- a search of local authority records to confirm the status of the
property. Local authority searches should reveal any proposed changes
in the area, the details of the planning permission for the subject
property and whether any enforcement notices have been served by
the local authority.
- fee payable for the local authority search.
- the most common form of endowment policy used to repay a home
loan. It is a mix of full endowment and term assurance designed
to provide full life cover in the event of death during the loan
period. If investment returns are high enough it should also provide
sufficient funds to repay the loan at the end of the term and ideally
provide the borrower with a tax free cash surplus. It is not guaranteed
to pay off the loan and that any shortfall will have to be made
up by the borrower.
- (premiums) - a premium structure for a low cost endowment or other
investment policy which allows the level of premiums payable to
commence at a low level and build up over a period of time (normally
the first five years). The total premiums payable under a low-start
arrangement will exceed those payable under a normal contribution
structure to compensate for the loss of investment growth on the
reduced payments in the early years.

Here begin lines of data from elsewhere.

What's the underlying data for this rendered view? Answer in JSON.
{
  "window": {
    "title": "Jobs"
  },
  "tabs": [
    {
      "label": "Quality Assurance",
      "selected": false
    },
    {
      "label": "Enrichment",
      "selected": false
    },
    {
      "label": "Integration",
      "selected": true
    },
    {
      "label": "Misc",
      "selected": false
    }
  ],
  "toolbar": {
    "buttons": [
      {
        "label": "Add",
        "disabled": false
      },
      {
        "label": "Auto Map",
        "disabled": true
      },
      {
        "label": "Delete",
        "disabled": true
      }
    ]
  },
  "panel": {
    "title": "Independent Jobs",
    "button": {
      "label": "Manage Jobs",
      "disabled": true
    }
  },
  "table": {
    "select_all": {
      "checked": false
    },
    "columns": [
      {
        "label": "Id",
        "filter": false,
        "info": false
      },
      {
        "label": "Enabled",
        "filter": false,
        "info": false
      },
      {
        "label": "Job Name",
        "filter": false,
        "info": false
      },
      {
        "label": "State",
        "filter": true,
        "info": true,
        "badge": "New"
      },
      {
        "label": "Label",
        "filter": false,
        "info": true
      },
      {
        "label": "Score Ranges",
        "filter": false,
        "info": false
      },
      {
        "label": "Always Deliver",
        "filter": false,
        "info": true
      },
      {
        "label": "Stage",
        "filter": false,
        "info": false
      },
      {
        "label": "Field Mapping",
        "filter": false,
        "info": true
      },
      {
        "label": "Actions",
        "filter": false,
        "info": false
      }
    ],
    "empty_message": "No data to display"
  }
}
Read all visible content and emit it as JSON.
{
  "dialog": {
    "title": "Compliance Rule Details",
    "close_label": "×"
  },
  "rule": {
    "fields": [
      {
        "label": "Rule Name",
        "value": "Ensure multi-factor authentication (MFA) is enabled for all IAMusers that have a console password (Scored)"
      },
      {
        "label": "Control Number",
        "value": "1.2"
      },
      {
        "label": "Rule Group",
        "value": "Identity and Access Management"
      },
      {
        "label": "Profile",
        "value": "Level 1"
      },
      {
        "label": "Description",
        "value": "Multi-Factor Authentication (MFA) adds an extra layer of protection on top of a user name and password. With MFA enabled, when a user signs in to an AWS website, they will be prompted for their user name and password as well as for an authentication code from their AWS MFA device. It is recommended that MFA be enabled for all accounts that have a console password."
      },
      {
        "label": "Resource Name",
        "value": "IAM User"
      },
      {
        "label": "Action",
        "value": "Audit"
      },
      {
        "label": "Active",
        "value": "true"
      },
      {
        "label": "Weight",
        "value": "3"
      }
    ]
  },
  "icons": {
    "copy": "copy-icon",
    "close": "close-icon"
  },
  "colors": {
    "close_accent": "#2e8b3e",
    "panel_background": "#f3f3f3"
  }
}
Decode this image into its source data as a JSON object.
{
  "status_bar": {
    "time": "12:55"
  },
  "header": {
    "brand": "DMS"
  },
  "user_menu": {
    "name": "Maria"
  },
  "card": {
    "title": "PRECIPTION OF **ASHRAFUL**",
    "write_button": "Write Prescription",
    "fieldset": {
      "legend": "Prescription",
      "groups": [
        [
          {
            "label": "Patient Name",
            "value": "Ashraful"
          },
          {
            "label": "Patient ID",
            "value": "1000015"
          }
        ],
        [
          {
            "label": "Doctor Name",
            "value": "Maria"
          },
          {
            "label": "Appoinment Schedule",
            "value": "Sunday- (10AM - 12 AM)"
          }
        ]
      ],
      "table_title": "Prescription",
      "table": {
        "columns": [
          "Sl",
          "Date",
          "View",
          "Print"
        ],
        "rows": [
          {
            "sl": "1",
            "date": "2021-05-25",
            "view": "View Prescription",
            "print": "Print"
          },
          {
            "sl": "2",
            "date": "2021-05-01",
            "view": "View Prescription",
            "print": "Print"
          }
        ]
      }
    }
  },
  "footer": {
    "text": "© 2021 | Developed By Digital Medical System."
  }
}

- a concessionary bonus (usually by way of a temporary reduction
in interest) payable for maintaining a satisfactory account with
a lender for a period of years. Alternatively, loyalty bonuses may
be offered to existing customers who return to the lender for a
new mortgage. In which case the bonus may be dealt with by way of
a reduction in the set-up costs of the new loan or a lump sum payable
- loan to value ratio (LTV) - is the ratio of the loan amount to
the property valuation expressed as a percentage. E.g. if a borrower
is seeking a loan of £20,000 on a property worth £40,000
it has a 50% loan to value rate. If the loan were £30,000,
the LTV would be 75%. The higher the loan to value the greater the
lender's perceived risk. Lenders will be more cautious in underwriting
high loan to value loans. Loans above normal lending LTV ratios
may require additional security.
Courtesy of UKMortgageangels.co.uk